Flax is also in the cellulose family of fibers and has a long and storied history of cultivation (for example, flax has been found in predynastic Egyptian cloth). There are many varieties which are used to produce products ranging from paper, paint, dietary supplements, medicine, and – of course! – fibers and textiles. Flax is incredibly durable and easy-care; machine washing only makes it softer! It takes dye beautifully and has its own evaporative cooling system which wicks moisture away from the skin. The one downside is that it can be difficult to work with, both in handspinning and beyond.ProcessingFlaxThere are 3 types of flax fibers you can expect to come across in your fiber journey: line flax, tow and twice-retted flax. Line flax is a longer fiber (usually more than 10 inches in length); tow refers to the shorter fibers which are a byproduct of producing line flax, and twice-retted flax is a relatively new process which produces shorter, finer fibers approximately 4-5 inches in length.

Flax Line Fiber - Strick

Flax Line Fiber – Strick

Spinning with flax is not recommended for beginning spinners, but many spinners (regardless of their skill level) are intimidated at the very thought of working with it! First, processing the plant into a spinnable fiber is quite a bit of work  if you don’t plan on using a commercially-prepared top. Secondly, most spinners are told that spinning flax requires the use of the distaff, which can certainly sound a bit scary to the uninitiated. However, most prepared tops do not require the use of a distaff, and  this informative article from the KnittySpin archives gives plenty of sage advice for tackling flax-spinning from the strick without the use of this tool.

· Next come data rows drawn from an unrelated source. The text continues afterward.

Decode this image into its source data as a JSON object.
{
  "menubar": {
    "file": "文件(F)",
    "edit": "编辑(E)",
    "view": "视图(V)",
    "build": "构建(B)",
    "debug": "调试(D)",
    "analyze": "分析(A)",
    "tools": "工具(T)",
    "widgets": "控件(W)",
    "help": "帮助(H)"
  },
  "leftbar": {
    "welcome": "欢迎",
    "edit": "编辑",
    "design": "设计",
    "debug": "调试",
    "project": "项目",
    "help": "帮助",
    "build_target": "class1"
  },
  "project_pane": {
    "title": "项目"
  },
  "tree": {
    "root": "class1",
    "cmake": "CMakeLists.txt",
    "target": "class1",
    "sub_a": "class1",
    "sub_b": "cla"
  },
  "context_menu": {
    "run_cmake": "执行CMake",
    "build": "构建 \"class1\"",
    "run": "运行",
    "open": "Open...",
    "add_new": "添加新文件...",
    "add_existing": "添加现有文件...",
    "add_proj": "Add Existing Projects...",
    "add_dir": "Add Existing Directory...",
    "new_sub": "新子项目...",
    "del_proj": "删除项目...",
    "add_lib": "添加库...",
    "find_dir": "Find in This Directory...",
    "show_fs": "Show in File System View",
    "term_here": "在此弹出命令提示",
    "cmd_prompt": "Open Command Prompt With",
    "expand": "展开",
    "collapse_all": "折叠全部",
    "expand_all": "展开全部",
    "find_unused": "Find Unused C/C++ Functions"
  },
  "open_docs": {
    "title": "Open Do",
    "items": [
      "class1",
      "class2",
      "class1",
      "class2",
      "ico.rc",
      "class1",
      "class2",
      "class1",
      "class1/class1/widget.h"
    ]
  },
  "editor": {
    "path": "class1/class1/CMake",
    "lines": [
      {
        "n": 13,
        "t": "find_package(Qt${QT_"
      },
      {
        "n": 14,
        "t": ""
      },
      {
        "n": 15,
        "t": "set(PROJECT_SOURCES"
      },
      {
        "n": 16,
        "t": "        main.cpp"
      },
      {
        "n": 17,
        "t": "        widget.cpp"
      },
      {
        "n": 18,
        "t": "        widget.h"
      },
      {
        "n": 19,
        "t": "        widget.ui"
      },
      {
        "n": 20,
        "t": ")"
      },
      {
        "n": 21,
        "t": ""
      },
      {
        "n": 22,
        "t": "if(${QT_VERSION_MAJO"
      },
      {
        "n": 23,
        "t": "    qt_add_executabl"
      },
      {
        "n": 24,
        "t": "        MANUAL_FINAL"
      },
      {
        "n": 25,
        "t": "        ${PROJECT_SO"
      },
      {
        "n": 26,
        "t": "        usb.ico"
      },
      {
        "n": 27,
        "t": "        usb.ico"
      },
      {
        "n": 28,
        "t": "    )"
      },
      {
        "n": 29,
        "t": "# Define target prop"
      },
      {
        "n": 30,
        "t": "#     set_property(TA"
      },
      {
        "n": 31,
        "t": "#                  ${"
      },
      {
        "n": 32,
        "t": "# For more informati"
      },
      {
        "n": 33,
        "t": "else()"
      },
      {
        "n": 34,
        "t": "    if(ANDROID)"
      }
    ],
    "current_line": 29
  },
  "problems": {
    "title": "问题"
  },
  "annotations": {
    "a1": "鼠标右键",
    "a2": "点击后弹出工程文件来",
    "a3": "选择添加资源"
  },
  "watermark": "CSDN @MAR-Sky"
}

We look forward to seeing which non-sheep fibers you explore this month in our  June Spring Training thread on Ravelry!

Thanks for joining us!

All the best,

Chris, Nancy, and the entire Woolery team